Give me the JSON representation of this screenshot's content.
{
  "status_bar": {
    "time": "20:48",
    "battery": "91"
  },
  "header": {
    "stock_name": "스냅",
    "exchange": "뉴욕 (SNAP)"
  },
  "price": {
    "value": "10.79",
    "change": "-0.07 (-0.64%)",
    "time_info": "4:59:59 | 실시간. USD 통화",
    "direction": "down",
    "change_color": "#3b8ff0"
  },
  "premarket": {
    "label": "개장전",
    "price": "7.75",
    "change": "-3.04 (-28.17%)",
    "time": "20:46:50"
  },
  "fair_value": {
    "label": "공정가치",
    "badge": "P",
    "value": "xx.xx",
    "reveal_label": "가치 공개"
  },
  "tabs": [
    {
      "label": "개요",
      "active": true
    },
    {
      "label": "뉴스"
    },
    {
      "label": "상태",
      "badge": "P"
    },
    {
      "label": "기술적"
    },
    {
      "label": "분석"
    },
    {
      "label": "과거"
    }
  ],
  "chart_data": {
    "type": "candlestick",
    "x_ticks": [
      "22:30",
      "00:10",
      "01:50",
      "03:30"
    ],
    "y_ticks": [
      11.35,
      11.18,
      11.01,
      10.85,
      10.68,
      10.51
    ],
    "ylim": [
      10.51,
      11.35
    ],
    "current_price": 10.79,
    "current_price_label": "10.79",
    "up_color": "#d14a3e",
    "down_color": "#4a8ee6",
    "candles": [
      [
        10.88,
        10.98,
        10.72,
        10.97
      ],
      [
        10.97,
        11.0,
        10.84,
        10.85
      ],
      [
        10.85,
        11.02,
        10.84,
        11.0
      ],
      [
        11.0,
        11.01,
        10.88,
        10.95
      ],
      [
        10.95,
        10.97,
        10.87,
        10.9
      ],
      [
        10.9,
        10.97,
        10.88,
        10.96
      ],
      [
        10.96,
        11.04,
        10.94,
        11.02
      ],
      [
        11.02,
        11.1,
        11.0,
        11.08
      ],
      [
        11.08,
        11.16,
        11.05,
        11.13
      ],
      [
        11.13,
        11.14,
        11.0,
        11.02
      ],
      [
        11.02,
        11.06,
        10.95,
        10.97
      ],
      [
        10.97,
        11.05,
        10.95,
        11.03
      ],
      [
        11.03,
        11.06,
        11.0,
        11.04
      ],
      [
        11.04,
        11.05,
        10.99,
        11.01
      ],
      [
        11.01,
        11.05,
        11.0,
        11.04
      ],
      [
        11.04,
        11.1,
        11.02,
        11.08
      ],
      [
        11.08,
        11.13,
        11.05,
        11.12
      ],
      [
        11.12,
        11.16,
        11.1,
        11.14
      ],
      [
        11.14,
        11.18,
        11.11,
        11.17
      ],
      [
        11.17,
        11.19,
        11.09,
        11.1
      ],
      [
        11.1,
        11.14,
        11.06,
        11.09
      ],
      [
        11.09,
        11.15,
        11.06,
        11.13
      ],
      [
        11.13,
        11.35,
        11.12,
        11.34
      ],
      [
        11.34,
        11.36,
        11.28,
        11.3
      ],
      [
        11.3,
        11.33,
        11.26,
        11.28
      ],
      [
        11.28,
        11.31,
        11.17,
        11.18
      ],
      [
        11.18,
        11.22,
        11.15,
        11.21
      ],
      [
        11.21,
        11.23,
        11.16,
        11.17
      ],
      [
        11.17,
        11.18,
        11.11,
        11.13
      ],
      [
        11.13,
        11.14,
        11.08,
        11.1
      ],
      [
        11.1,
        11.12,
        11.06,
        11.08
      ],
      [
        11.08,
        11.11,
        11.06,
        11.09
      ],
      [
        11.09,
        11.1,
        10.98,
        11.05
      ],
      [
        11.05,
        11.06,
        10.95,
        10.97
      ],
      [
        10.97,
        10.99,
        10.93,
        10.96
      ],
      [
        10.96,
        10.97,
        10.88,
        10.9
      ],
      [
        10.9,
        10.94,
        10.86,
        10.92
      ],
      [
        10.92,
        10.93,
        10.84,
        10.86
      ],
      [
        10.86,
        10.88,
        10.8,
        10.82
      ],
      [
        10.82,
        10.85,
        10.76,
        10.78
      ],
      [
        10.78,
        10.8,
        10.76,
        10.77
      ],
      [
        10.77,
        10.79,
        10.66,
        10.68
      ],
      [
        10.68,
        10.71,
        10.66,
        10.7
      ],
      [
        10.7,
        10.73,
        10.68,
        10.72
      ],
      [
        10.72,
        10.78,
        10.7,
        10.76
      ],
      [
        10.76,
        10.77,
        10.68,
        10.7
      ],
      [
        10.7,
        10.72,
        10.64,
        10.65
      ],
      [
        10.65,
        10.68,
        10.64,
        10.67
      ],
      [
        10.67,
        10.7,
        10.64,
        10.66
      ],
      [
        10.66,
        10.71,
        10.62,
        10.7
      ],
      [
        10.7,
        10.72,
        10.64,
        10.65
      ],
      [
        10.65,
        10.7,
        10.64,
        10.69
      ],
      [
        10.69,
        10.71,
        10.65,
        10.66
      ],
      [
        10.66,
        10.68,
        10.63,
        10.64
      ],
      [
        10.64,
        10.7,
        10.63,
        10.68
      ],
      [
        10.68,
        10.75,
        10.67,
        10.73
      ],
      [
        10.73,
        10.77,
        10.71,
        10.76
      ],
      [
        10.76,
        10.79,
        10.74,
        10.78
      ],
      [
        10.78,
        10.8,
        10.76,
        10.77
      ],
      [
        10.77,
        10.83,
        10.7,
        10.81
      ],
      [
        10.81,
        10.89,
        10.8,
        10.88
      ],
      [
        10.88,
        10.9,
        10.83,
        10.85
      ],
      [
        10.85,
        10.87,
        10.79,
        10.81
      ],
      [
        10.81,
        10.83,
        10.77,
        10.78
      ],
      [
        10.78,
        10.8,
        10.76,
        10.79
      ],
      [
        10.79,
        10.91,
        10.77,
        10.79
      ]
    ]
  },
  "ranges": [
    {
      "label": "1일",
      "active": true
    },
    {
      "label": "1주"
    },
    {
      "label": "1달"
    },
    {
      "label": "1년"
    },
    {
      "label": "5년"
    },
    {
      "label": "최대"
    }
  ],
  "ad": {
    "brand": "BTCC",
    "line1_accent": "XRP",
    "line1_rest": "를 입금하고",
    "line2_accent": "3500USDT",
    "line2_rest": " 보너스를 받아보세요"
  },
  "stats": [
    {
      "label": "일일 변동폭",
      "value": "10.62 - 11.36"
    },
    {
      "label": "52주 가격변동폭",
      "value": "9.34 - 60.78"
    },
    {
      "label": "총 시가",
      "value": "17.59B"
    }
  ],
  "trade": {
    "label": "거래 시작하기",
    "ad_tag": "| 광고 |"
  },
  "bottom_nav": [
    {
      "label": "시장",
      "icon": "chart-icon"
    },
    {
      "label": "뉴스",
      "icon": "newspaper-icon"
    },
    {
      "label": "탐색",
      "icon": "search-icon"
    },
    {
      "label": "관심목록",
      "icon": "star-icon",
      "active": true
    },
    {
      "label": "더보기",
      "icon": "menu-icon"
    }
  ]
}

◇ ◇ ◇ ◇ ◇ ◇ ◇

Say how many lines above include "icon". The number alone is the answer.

* **Reply**
5